Community Development Commission Approves Plans For New Rental housing, Art Studio, Green Space And New Health Center
The Community Development Commission (CDC) today approved plans to create affordable rental housing, open green space, an art studio in a renovated firehouse and a new health center for the underserved.
Molly Sullivan 312.744.2976, email@example.com
“We are using a variety of incentives to encourage development throughout the City,” Acting Department of Community Development Commissioner Chris Raguso said. “These projects are great examples of how strong partnerships at the community level bring new energy to our neighborhoods and have a lasting economic impact.”
Bronzeville Associates Family Apartments Phase I
The CDC today approved a $26.8 million plan to demolish older townhome-style rental housing and replace it with new multi-story buildings in the City’s Grand Boulevard community.
The action recommends the designation of Bronzeville Associates, LP as the developer and $4.5 million in TIF assistance for Phase I of the new Bronzeville Family Apartments.
The developer will raze 60 townhomes, which are a part of the Paul G. Stewart Apartment complex and contain 90 units of rental housing, and replace them with new three-story walk-up buildings.
Phase I would include the construction of four three-story buildings and also the demolition and reconstruction of the existing community center into an expanded 6,700 square foot facility with recreation and office space.
The existing structures are being demolished due to concerns over extensive foundation settlement. The redevelopment of the property will help to preserve project-based Section 8 housing in the community.
Phase II will involve the reconstruction and replacement of the remaining 24 rental units.
Fire Work Community Art Studio
The CDC also approved the selection of a developer and granted the City authority to enter into a negotiated sale for the redevelopment of the former Engine Company 18 firehouse at 1123 W. Roosevelt Rd. on the City’s Near West Side.
The developers, Jason Nowak and Jessica Beauchemin, will pay $320,000 to turn the City’s oldest fire station -- built in 1873, two years after the Great Chicago Fire -- into the proposed Fire Work Community Art Studio.
They will use $683,000 to refurbish the two-story firehouse over the next few years.

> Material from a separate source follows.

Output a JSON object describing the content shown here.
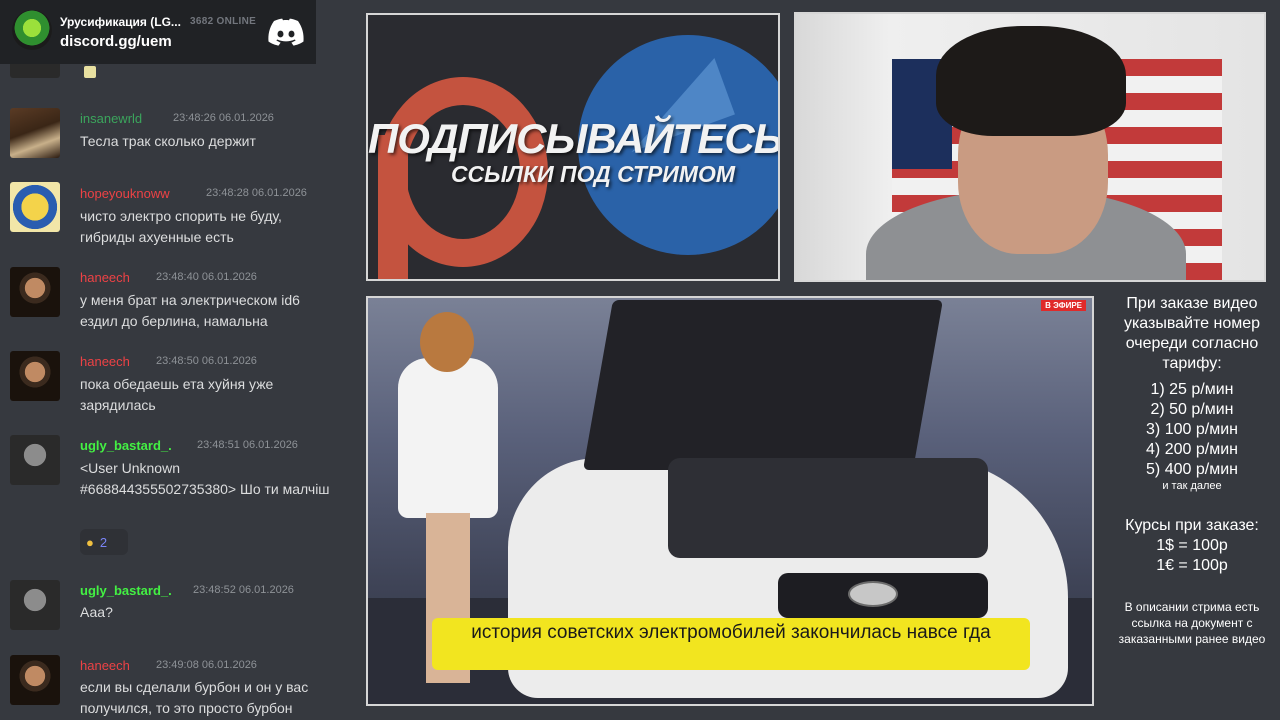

Plans include a first floor studio with kilns, glass ovens and a full commercial kitchen totaling 2,500 square feet that will focus on various forms of art training and healthy eating habits for children and teenagers; and two more studio spaces on the second floor dedicated to adult artists. Green features will include solar panels and a green roof with a walking path.

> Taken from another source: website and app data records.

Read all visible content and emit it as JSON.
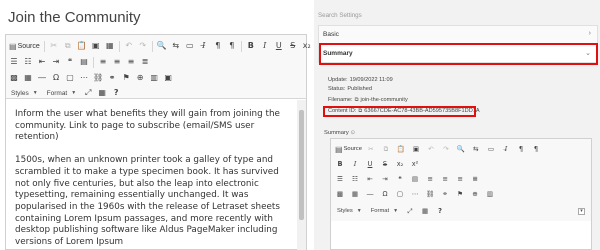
{
  "page": {
    "title": "Join the Community"
  },
  "toolbar": {
    "source_label": "Source",
    "styles_label": "Styles",
    "format_label": "Format",
    "help_label": "?"
  },
  "content": {
    "paragraphs": [
      "Inform the user what benefits they will gain from joining the community. Link to page to subscribe (email/SMS user retention)",
      "1500s, when an unknown printer took a galley of type and scrambled it to make a type specimen book. It has survived not only five centuries, but also the leap into electronic typesetting, remaining essentially unchanged. It was popularised in the 1960s with the release of Letraset sheets containing Lorem Ipsum passages, and more recently with desktop publishing software like Aldus PageMaker including versions of Lorem Ipsum"
    ]
  },
  "settings": {
    "search_placeholder": "Search Settings",
    "basic_label": "Basic",
    "summary_label": "Summary",
    "update_label": "Update:",
    "update_value": "19/09/2022 11:09",
    "status_label": "Status:",
    "status_value": "Published",
    "filename_label": "Filename:",
    "filename_value": "join-the-community",
    "content_id_label": "Content ID:",
    "content_id_value": "63667CDE-AC78-43BB-AD595735B8F1DD1A",
    "summary_field_label": "Summary"
  },
  "colors": {
    "highlight": "#e01010",
    "panel_bg": "#f2f2f2"
  }
}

Federal Street Park
Also recommended was the disposition of four City-owned parcels for $1 each to the Chicago Park District for the expansion of a current park in the Near South Side community.
The four parcels, located in the 2400 blocks of South Federal and Dearborn Streets, will allow the Chicago Park District to vacate the adjacent streets associated with the park and provide the community with two additional acres of public park land.
The Commission also recommended the transfer of one City-owned vacant parcel to NeighborSpace for the creation of a community garden in the Humboldt Park community.
The parcel, located at 545 N. Central Park Ave., will be used by local residents to create the Ujima Garden with a walking path and raised vegetable beds. Plans also call for a shed, compost bin and rain barrel to be onsite.
The City’s GreenCorps program will provide funding for installation and maintenance of the garden and is part of an initiative aimed at unifying the community and promoting healthy living.
NeighborSpace will own the land and local residents and organizations will provide the day-to-day management and upkeep.
Access Ashland Family Health Medical Campus
The CDC also recommended approval of the sale of vacant property, located at 5117-39 S. Ashland Ave., to Access Ashland Family Health Medical Campus if no alternative proposals for developing the parcel are received.
Under a proposed plan, Access plans to construct a 10,000 square foot state-of-the-art family health center to deliver health cares services to more patients in the New City community by replacing a smaller facility.
The development represents Phase II of a plan to build a new medical campus at the corner of 52nd St. and Ashland Ave. Phase I is currently under construction and will serve as the main medical building and Phase III will provide 20,000 square feet of research space.
Phase II, known as Access Integrated Services, will consist of a two-story building with space for a pharmacy, job training, nutrition counseling and other specialty services.
The $3.1 million center will incorporate a number of energy-efficient features, including a green roof, sustainable buildings materials and energy-efficient mechanical equipment.
Under the proposal approved today, the land will be sold for $117,000.
Access is the area’s largest private primary health care provider to low-income residents and operates the largest network of community-based health centers in the nation with 50 locations in Chicago and the suburbs.